In brief

Hindi’s ever-growing hegemony as mother tongue in India

More than 43% of Indian population speak it as native language in 6-point increase in last 40 years

"India" page on Hindi language version of Wikipedia.
"India" page on Hindi language version of Wikipedia.
Hindi is the mother tongue of 528 million Indians which equals to an increasing share of the population of the Asian country. Linguistic data of the 2011 Indian census, released in an official publication a couple of weeks ago, show that 43.6% of Indians speak it as a mother tongue. In 2001 they were 41% but, if we go back in time, in 1971 the share was only 37%.

The 528 million figure needs however further explanation, as it not only includes Hindi proper, but all the linguistic variants that are close to it, which form a dialect continuum being officially recognized in India as Hindi.
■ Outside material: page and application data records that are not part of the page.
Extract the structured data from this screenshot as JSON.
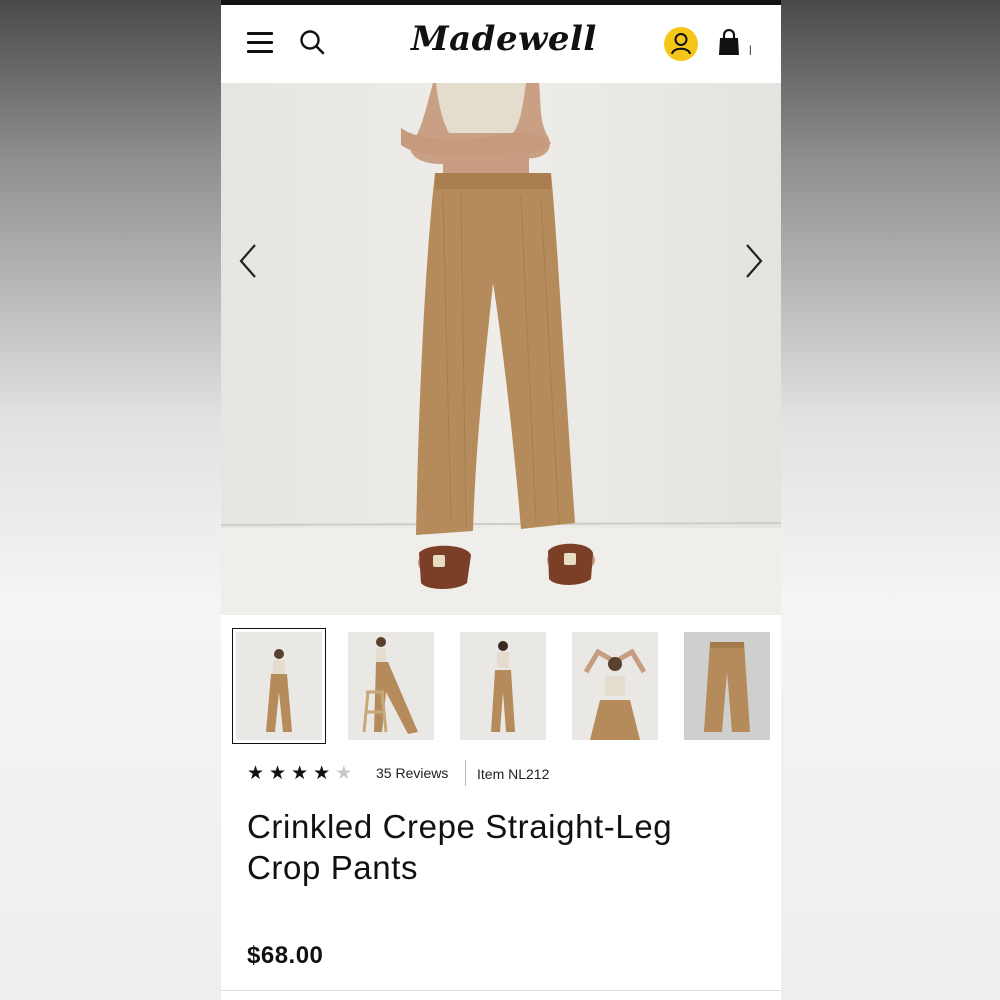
{
  "header": {
    "brand": "Madewell",
    "icons": [
      "menu-icon",
      "search-icon",
      "account-icon",
      "shopping-bag-icon"
    ],
    "bag_count": "|",
    "account_color": "#f5c518"
  },
  "gallery": {
    "main_image": "Model wearing tan crinkled crepe wide-leg crop pants with brown buckle sandals",
    "thumbnails": [
      {
        "name": "thumb-front",
        "selected": true
      },
      {
        "name": "thumb-side-stool",
        "selected": false
      },
      {
        "name": "thumb-back",
        "selected": false
      },
      {
        "name": "thumb-arms-raised",
        "selected": false
      },
      {
        "name": "thumb-flat-lay",
        "selected": false
      }
    ]
  },
  "product": {
    "rating": 4,
    "rating_max": 5,
    "reviews_label": "35 Reviews",
    "item_label": "Item NL212",
    "title_line1": "Crinkled Crepe Straight-Leg",
    "title_line2": "Crop Pants",
    "price": "$68.00",
    "pants_color": "#b58b5c"
  }
}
According to the census, Hindi proper has 322 million speakers.

Bengali, Marathi and Telugu are the three languages that follow it, each with more than 80 million speakers. Bengali, however, is also spoken in neighbouring Bangladesh and in several other countries abroad, raising the figure to at least 250 million speakers worldwide.

The other three languages exceeding 50 million mother tongue speakers in India are Tamil, Gujarati and Urdu. The latter, which is very similar to Hindi but bearing a distinct political, religious and social background— is the only one among the 15 most spoken languages in India that is losing speakers.

Sanskrit, the liturgical language of Hinduism, was declared by 24,800 Indians as their mother tongue.